Exercise material:

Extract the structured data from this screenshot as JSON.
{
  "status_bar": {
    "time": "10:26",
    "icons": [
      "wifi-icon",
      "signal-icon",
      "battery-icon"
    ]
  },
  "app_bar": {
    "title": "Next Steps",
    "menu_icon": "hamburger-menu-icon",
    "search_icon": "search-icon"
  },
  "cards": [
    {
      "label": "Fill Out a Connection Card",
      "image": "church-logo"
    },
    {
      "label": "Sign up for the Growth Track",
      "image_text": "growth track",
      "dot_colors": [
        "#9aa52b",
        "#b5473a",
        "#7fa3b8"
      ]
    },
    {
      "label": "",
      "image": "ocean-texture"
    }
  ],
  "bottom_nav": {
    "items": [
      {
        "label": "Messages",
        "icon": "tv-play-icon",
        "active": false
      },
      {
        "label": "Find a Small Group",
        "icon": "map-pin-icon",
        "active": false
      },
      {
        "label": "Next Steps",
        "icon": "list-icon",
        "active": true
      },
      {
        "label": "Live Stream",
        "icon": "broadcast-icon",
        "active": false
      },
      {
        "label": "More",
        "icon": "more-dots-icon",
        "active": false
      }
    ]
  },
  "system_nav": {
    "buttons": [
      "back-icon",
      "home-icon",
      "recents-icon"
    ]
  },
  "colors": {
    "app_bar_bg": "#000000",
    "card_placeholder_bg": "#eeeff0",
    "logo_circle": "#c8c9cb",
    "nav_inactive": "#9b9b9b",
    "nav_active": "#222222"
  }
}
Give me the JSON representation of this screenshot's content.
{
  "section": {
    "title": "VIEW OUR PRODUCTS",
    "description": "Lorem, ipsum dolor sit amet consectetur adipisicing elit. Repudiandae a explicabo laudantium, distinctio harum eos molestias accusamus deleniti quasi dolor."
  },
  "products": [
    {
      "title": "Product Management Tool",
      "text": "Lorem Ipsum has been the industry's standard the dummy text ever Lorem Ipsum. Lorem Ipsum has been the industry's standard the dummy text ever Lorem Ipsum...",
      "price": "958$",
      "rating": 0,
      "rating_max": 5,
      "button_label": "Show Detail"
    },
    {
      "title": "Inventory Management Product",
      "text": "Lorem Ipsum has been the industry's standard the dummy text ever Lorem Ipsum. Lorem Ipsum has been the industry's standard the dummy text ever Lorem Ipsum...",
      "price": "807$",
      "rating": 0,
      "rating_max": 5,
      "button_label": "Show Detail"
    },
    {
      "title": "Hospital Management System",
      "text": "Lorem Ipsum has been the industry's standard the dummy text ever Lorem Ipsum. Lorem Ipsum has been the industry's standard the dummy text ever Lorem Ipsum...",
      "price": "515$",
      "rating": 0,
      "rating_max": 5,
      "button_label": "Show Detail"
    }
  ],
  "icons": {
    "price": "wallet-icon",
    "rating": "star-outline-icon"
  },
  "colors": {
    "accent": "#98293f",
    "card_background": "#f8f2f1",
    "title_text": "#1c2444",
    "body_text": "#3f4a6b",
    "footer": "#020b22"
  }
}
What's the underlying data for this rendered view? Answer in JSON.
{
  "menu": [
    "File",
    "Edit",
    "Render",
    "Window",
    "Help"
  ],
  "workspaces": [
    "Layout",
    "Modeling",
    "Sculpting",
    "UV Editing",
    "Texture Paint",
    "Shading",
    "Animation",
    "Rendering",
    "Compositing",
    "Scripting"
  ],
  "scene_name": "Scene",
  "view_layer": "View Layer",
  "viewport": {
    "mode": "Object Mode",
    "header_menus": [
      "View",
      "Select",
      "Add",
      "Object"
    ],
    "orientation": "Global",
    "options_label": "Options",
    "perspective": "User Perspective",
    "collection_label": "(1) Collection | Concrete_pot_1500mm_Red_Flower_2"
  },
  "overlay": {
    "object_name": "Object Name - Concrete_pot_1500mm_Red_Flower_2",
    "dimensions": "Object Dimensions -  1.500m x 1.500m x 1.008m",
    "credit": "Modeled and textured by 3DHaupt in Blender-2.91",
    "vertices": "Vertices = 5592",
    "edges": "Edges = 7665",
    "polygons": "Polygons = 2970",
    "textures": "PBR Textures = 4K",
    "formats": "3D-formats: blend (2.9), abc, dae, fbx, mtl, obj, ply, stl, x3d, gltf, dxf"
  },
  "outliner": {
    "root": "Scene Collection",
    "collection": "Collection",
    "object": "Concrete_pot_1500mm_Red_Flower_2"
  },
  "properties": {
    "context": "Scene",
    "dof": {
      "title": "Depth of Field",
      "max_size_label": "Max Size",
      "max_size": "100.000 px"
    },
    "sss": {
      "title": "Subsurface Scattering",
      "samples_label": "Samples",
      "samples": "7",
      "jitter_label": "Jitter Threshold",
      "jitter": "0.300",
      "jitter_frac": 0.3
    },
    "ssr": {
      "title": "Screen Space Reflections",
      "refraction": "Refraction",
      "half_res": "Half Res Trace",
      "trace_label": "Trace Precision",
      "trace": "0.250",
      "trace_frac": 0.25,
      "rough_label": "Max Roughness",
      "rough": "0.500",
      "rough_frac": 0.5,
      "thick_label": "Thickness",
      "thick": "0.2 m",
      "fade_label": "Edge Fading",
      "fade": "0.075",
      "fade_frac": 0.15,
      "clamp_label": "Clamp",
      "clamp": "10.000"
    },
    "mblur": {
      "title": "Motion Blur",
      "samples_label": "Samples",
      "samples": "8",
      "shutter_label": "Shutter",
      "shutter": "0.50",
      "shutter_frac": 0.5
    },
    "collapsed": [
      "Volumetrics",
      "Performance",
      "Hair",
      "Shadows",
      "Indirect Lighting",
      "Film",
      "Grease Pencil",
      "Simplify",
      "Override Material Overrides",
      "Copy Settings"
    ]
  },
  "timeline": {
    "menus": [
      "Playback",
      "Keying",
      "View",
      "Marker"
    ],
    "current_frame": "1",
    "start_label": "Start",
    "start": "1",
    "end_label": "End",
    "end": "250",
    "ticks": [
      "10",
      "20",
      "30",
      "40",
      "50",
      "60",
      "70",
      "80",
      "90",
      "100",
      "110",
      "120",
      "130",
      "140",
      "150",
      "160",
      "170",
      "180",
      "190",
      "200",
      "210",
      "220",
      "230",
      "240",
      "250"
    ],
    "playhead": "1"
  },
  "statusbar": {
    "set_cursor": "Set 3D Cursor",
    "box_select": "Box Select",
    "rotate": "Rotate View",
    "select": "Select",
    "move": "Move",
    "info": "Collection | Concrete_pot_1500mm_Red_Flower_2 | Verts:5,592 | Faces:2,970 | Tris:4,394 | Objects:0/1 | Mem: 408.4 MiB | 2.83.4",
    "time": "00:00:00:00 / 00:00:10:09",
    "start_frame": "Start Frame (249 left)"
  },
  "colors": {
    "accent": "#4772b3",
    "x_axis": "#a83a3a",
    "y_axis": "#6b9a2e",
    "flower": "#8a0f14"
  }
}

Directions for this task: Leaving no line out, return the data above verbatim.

Result of the exercise:
Extract the structured data from this screenshot as JSON.
{
  "status_bar": {
    "time": "10:26",
    "icons": [
      "wifi-icon",
      "signal-icon",
      "battery-icon"
    ]
  },
  "app_bar": {
    "title": "Next Steps",
    "menu_icon": "hamburger-menu-icon",
    "search_icon": "search-icon"
  },
  "cards": [
    {
      "label": "Fill Out a Connection Card",
      "image": "church-logo"
    },
    {
      "label": "Sign up for the Growth Track",
      "image_text": "growth track",
      "dot_colors": [
        "#9aa52b",
        "#b5473a",
        "#7fa3b8"
      ]
    },
    {
      "label": "",
      "image": "ocean-texture"
    }
  ],
  "bottom_nav": {
    "items": [
      {
        "label": "Messages",
        "icon": "tv-play-icon",
        "active": false
      },
      {
        "label": "Find a Small Group",
        "icon": "map-pin-icon",
        "active": false
      },
      {
        "label": "Next Steps",
        "icon": "list-icon",
        "active": true
      },
      {
        "label": "Live Stream",
        "icon": "broadcast-icon",
        "active": false
      },
      {
        "label": "More",
        "icon": "more-dots-icon",
        "active": false
      }
    ]
  },
  "system_nav": {
    "buttons": [
      "back-icon",
      "home-icon",
      "recents-icon"
    ]
  },
  "colors": {
    "app_bar_bg": "#000000",
    "card_placeholder_bg": "#eeeff0",
    "logo_circle": "#c8c9cb",
    "nav_inactive": "#9b9b9b",
    "nav_active": "#222222"
  }
}
Give me the JSON representation of this screenshot's content.
{
  "section": {
    "title": "VIEW OUR PRODUCTS",
    "description": "Lorem, ipsum dolor sit amet consectetur adipisicing elit. Repudiandae a explicabo laudantium, distinctio harum eos molestias accusamus deleniti quasi dolor."
  },
  "products": [
    {
      "title": "Product Management Tool",
      "text": "Lorem Ipsum has been the industry's standard the dummy text ever Lorem Ipsum. Lorem Ipsum has been the industry's standard the dummy text ever Lorem Ipsum...",
      "price": "958$",
      "rating": 0,
      "rating_max": 5,
      "button_label": "Show Detail"
    },
    {
      "title": "Inventory Management Product",
      "text": "Lorem Ipsum has been the industry's standard the dummy text ever Lorem Ipsum. Lorem Ipsum has been the industry's standard the dummy text ever Lorem Ipsum...",
      "price": "807$",
      "rating": 0,
      "rating_max": 5,
      "button_label": "Show Detail"
    },
    {
      "title": "Hospital Management System",
      "text": "Lorem Ipsum has been the industry's standard the dummy text ever Lorem Ipsum. Lorem Ipsum has been the industry's standard the dummy text ever Lorem Ipsum...",
      "price": "515$",
      "rating": 0,
      "rating_max": 5,
      "button_label": "Show Detail"
    }
  ],
  "icons": {
    "price": "wallet-icon",
    "rating": "star-outline-icon"
  },
  "colors": {
    "accent": "#98293f",
    "card_background": "#f8f2f1",
    "title_text": "#1c2444",
    "body_text": "#3f4a6b",
    "footer": "#020b22"
  }
}
What's the underlying data for this rendered view? Answer in JSON.
{
  "menu": [
    "File",
    "Edit",
    "Render",
    "Window",
    "Help"
  ],
  "workspaces": [
    "Layout",
    "Modeling",
    "Sculpting",
    "UV Editing",
    "Texture Paint",
    "Shading",
    "Animation",
    "Rendering",
    "Compositing",
    "Scripting"
  ],
  "scene_name": "Scene",
  "view_layer": "View Layer",
  "viewport": {
    "mode": "Object Mode",
    "header_menus": [
      "View",
      "Select",
      "Add",
      "Object"
    ],
    "orientation": "Global",
    "options_label": "Options",
    "perspective": "User Perspective",
    "collection_label": "(1) Collection | Concrete_pot_1500mm_Red_Flower_2"
  },
  "overlay": {
    "object_name": "Object Name - Concrete_pot_1500mm_Red_Flower_2",
    "dimensions": "Object Dimensions -  1.500m x 1.500m x 1.008m",
    "credit": "Modeled and textured by 3DHaupt in Blender-2.91",
    "vertices": "Vertices = 5592",
    "edges": "Edges = 7665",
    "polygons": "Polygons = 2970",
    "textures": "PBR Textures = 4K",
    "formats": "3D-formats: blend (2.9), abc, dae, fbx, mtl, obj, ply, stl, x3d, gltf, dxf"
  },
  "outliner": {
    "root": "Scene Collection",
    "collection": "Collection",
    "object": "Concrete_pot_1500mm_Red_Flower_2"
  },
  "properties": {
    "context": "Scene",
    "dof": {
      "title": "Depth of Field",
      "max_size_label": "Max Size",
      "max_size": "100.000 px"
    },
    "sss": {
      "title": "Subsurface Scattering",
      "samples_label": "Samples",
      "samples": "7",
      "jitter_label": "Jitter Threshold",
      "jitter": "0.300",
      "jitter_frac": 0.3
    },
    "ssr": {
      "title": "Screen Space Reflections",
      "refraction": "Refraction",
      "half_res": "Half Res Trace",
      "trace_label": "Trace Precision",
      "trace": "0.250",
      "trace_frac": 0.25,
      "rough_label": "Max Roughness",
      "rough": "0.500",
      "rough_frac": 0.5,
      "thick_label": "Thickness",
      "thick": "0.2 m",
      "fade_label": "Edge Fading",
      "fade": "0.075",
      "fade_frac": 0.15,
      "clamp_label": "Clamp",
      "clamp": "10.000"
    },
    "mblur": {
      "title": "Motion Blur",
      "samples_label": "Samples",
      "samples": "8",
      "shutter_label": "Shutter",
      "shutter": "0.50",
      "shutter_frac": 0.5
    },
    "collapsed": [
      "Volumetrics",
      "Performance",
      "Hair",
      "Shadows",
      "Indirect Lighting",
      "Film",
      "Grease Pencil",
      "Simplify",
      "Override Material Overrides",
      "Copy Settings"
    ]
  },
  "timeline": {
    "menus": [
      "Playback",
      "Keying",
      "View",
      "Marker"
    ],
    "current_frame": "1",
    "start_label": "Start",
    "start": "1",
    "end_label": "End",
    "end": "250",
    "ticks": [
      "10",
      "20",
      "30",
      "40",
      "50",
      "60",
      "70",
      "80",
      "90",
      "100",
      "110",
      "120",
      "130",
      "140",
      "150",
      "160",
      "170",
      "180",
      "190",
      "200",
      "210",
      "220",
      "230",
      "240",
      "250"
    ],
    "playhead": "1"
  },
  "statusbar": {
    "set_cursor": "Set 3D Cursor",
    "box_select": "Box Select",
    "rotate": "Rotate View",
    "select": "Select",
    "move": "Move",
    "info": "Collection | Concrete_pot_1500mm_Red_Flower_2 | Verts:5,592 | Faces:2,970 | Tris:4,394 | Objects:0/1 | Mem: 408.4 MiB | 2.83.4",
    "time": "00:00:00:00 / 00:00:10:09",
    "start_frame": "Start Frame (249 left)"
  },
  "colors": {
    "accent": "#4772b3",
    "x_axis": "#a83a3a",
    "y_axis": "#6b9a2e",
    "flower": "#8a0f14"
  }
}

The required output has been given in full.